▶ **Records for this task**:
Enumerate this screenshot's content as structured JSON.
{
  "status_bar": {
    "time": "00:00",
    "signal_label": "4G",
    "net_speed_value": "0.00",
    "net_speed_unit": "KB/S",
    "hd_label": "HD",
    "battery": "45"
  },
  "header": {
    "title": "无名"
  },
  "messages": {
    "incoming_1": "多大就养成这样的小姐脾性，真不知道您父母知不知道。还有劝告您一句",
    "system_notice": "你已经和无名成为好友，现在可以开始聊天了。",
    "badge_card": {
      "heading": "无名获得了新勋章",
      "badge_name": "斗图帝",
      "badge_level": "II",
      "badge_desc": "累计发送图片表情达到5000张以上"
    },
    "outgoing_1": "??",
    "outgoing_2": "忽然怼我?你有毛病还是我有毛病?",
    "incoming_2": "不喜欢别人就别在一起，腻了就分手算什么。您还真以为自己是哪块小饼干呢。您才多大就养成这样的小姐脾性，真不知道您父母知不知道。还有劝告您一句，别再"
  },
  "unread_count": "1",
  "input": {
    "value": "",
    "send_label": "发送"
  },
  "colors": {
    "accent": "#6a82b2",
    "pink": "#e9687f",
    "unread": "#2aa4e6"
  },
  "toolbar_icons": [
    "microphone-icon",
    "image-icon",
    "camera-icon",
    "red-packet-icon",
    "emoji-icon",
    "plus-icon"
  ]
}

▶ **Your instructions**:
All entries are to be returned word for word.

▶ **Written answer**:
Enumerate this screenshot's content as structured JSON.
{
  "status_bar": {
    "time": "00:00",
    "signal_label": "4G",
    "net_speed_value": "0.00",
    "net_speed_unit": "KB/S",
    "hd_label": "HD",
    "battery": "45"
  },
  "header": {
    "title": "无名"
  },
  "messages": {
    "incoming_1": "多大就养成这样的小姐脾性，真不知道您父母知不知道。还有劝告您一句",
    "system_notice": "你已经和无名成为好友，现在可以开始聊天了。",
    "badge_card": {
      "heading": "无名获得了新勋章",
      "badge_name": "斗图帝",
      "badge_level": "II",
      "badge_desc": "累计发送图片表情达到5000张以上"
    },
    "outgoing_1": "??",
    "outgoing_2": "忽然怼我?你有毛病还是我有毛病?",
    "incoming_2": "不喜欢别人就别在一起，腻了就分手算什么。您还真以为自己是哪块小饼干呢。您才多大就养成这样的小姐脾性，真不知道您父母知不知道。还有劝告您一句，别再"
  },
  "unread_count": "1",
  "input": {
    "value": "",
    "send_label": "发送"
  },
  "colors": {
    "accent": "#6a82b2",
    "pink": "#e9687f",
    "unread": "#2aa4e6"
  },
  "toolbar_icons": [
    "microphone-icon",
    "image-icon",
    "camera-icon",
    "red-packet-icon",
    "emoji-icon",
    "plus-icon"
  ]
}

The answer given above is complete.